**Problem to work on**. Where does the word "Бездны" show up in the data? Please find each such line and copy it.

[Records from a dataset]
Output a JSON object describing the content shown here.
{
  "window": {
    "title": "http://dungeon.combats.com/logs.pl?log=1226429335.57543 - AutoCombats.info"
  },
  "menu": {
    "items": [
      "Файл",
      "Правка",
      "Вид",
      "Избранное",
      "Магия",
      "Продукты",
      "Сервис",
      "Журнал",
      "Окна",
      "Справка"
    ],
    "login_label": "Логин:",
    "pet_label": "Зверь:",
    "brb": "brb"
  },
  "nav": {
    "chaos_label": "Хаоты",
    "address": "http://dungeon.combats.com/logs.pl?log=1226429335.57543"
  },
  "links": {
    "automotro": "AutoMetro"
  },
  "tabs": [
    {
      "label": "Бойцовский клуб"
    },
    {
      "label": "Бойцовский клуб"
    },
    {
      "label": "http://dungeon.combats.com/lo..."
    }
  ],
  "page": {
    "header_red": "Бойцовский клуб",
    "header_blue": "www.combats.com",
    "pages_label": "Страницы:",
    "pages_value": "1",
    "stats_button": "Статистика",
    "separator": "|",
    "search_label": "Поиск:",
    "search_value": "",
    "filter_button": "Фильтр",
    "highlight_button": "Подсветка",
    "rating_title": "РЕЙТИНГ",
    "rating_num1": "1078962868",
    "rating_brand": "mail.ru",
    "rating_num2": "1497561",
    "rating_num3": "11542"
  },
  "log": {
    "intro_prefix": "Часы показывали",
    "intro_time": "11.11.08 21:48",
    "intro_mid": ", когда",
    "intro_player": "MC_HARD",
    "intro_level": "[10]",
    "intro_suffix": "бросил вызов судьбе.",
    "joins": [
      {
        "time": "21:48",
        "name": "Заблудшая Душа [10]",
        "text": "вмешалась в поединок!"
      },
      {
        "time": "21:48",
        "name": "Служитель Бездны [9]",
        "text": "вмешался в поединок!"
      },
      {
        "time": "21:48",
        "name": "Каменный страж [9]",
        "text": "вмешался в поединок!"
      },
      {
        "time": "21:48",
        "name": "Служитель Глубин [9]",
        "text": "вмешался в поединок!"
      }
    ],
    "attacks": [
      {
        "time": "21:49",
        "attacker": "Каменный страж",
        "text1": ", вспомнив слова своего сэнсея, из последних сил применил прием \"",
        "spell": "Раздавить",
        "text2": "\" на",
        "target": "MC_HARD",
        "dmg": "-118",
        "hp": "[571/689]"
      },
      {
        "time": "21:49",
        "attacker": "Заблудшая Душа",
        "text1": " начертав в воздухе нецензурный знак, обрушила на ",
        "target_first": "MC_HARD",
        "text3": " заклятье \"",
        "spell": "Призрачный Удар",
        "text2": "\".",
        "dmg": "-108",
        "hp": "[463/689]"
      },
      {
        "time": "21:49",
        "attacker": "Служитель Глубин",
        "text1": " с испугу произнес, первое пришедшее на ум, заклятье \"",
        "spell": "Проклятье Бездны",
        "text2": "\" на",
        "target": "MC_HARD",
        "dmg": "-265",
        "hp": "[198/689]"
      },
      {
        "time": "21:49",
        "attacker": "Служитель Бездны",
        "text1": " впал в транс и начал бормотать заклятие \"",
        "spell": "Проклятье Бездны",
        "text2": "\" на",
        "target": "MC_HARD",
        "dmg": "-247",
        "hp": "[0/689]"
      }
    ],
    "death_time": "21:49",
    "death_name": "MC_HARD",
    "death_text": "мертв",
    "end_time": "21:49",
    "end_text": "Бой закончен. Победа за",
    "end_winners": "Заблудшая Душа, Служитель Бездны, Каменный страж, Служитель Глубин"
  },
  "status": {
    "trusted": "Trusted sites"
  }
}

**Result**.
        "name": "Служитель Бездны [9]",
        "spell": "Проклятье Бездны",
        "attacker": "Служитель Бездны",
        "spell": "Проклятье Бездны",
    "end_winners": "Заблудшая Душа, Служитель Бездны, Каменный страж, Служитель Глубин"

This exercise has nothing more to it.